[Data about app and page elements]
********
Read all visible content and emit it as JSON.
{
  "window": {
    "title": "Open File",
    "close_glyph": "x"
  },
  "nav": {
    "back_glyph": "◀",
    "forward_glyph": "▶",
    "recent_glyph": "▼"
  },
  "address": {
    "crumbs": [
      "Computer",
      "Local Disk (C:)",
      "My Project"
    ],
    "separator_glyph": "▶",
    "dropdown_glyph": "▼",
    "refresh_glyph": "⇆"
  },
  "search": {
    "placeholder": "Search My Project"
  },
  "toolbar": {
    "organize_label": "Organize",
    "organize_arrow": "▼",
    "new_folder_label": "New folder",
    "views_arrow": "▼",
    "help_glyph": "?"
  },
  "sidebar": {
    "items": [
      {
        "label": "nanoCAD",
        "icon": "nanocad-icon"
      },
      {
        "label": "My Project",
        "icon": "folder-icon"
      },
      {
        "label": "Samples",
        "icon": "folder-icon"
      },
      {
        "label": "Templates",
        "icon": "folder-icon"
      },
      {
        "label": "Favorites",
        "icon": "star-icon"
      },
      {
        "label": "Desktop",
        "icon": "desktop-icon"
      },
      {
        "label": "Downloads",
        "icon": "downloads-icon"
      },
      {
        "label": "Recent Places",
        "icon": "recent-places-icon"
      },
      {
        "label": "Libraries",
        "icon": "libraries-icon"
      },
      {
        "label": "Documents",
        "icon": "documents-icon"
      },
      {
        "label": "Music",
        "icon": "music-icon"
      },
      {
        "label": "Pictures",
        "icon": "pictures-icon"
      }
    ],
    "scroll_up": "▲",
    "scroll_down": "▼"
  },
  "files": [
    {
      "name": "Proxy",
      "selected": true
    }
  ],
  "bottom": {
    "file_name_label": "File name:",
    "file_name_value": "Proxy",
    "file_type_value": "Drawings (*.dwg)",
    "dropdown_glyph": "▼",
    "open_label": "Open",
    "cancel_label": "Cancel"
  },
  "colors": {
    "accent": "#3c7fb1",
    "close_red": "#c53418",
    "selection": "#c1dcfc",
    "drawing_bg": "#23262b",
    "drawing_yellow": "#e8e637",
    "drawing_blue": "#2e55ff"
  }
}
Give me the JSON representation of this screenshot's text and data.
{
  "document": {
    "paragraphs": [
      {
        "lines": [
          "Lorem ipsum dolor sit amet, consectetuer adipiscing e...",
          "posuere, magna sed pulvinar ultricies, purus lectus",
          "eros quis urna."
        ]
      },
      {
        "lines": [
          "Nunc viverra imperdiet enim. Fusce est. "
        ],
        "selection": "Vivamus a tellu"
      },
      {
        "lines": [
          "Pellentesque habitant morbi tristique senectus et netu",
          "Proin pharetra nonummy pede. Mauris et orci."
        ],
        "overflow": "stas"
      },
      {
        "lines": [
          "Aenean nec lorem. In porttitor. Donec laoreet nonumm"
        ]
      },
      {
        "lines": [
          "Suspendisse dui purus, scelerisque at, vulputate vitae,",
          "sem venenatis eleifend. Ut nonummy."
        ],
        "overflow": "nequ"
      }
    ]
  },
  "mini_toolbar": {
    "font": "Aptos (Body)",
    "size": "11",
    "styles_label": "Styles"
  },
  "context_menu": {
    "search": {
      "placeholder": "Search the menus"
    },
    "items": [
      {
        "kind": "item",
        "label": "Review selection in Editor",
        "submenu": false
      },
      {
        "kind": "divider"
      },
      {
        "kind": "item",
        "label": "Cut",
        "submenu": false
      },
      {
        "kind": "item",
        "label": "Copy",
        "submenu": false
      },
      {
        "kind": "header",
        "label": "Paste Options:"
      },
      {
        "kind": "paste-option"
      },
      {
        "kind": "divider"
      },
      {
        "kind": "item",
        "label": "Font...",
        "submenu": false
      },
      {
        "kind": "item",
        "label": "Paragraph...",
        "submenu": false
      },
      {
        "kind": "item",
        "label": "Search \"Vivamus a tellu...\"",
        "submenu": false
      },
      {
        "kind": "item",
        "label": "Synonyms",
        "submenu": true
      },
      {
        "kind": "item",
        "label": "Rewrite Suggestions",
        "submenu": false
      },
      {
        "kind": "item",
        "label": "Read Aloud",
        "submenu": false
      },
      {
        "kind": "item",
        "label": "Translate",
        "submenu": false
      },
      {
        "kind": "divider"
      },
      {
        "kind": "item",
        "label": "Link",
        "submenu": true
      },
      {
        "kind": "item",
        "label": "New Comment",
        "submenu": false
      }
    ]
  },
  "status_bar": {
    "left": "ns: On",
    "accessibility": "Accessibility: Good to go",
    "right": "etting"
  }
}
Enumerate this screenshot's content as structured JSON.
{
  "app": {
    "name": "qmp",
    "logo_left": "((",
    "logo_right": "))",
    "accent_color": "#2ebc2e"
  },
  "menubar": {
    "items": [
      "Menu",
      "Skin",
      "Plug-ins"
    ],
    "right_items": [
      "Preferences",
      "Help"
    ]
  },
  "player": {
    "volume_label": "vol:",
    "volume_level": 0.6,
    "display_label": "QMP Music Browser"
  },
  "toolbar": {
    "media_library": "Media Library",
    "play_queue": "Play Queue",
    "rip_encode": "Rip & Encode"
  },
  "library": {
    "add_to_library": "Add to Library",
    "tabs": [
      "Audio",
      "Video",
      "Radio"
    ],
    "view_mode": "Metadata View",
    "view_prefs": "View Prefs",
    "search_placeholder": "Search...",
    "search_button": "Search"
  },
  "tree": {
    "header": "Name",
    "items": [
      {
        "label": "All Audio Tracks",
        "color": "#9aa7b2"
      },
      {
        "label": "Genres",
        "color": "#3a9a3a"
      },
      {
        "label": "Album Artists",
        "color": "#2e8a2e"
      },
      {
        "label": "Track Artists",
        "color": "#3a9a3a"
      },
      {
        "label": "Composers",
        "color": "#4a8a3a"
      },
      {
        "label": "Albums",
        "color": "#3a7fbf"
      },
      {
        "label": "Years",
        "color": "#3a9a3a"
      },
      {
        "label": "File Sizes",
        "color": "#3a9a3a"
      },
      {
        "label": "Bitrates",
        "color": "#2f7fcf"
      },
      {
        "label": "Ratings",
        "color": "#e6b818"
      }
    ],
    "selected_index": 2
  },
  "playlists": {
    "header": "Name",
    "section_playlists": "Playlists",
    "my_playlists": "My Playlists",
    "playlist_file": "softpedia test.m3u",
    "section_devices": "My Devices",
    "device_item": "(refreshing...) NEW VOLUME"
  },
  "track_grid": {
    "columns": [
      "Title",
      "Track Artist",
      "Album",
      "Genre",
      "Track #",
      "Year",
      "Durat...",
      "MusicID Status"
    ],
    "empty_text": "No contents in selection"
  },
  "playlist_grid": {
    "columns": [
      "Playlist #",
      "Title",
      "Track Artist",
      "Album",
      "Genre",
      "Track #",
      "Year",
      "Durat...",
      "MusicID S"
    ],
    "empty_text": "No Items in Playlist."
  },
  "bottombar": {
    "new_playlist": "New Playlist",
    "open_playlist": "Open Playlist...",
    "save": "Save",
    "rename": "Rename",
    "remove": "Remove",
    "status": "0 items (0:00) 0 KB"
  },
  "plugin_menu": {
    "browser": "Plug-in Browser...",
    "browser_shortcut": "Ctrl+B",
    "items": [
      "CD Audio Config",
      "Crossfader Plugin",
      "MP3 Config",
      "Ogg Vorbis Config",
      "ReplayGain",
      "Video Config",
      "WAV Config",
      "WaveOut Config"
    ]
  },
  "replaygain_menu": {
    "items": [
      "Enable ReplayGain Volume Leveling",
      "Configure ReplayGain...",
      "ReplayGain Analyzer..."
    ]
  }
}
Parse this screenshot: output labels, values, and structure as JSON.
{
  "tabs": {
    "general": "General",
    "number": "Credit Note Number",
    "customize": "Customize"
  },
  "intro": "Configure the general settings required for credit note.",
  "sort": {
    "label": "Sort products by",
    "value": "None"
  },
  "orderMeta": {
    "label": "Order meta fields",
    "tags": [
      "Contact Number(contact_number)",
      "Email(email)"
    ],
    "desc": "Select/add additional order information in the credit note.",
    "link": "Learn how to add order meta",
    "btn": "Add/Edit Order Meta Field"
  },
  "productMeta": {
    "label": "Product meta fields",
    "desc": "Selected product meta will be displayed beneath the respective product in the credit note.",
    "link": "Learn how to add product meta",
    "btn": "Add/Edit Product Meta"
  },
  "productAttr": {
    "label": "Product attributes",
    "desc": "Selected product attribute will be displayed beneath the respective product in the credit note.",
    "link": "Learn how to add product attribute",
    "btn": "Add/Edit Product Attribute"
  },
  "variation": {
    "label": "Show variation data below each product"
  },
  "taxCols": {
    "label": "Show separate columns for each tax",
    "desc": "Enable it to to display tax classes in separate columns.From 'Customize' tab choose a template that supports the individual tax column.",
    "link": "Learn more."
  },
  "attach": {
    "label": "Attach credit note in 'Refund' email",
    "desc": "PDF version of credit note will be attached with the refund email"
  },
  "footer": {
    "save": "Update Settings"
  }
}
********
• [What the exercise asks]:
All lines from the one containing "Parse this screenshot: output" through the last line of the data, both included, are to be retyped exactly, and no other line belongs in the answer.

• [Exercise solution]:
Parse this screenshot: output labels, values, and structure as JSON.
{
  "tabs": {
    "general": "General",
    "number": "Credit Note Number",
    "customize": "Customize"
  },
  "intro": "Configure the general settings required for credit note.",
  "sort": {
    "label": "Sort products by",
    "value": "None"
  },
  "orderMeta": {
    "label": "Order meta fields",
    "tags": [
      "Contact Number(contact_number)",
      "Email(email)"
    ],
    "desc": "Select/add additional order information in the credit note.",
    "link": "Learn how to add order meta",
    "btn": "Add/Edit Order Meta Field"
  },
  "productMeta": {
    "label": "Product meta fields",
    "desc": "Selected product meta will be displayed beneath the respective product in the credit note.",
    "link": "Learn how to add product meta",
    "btn": "Add/Edit Product Meta"
  },
  "productAttr": {
    "label": "Product attributes",
    "desc": "Selected product attribute will be displayed beneath the respective product in the credit note.",
    "link": "Learn how to add product attribute",
    "btn": "Add/Edit Product Attribute"
  },
  "variation": {
    "label": "Show variation data below each product"
  },
  "taxCols": {
    "label": "Show separate columns for each tax",
    "desc": "Enable it to to display tax classes in separate columns.From 'Customize' tab choose a template that supports the individual tax column.",
    "link": "Learn more."
  },
  "attach": {
    "label": "Attach credit note in 'Refund' email",
    "desc": "PDF version of credit note will be attached with the refund email"
  },
  "footer": {
    "save": "Update Settings"
  }
}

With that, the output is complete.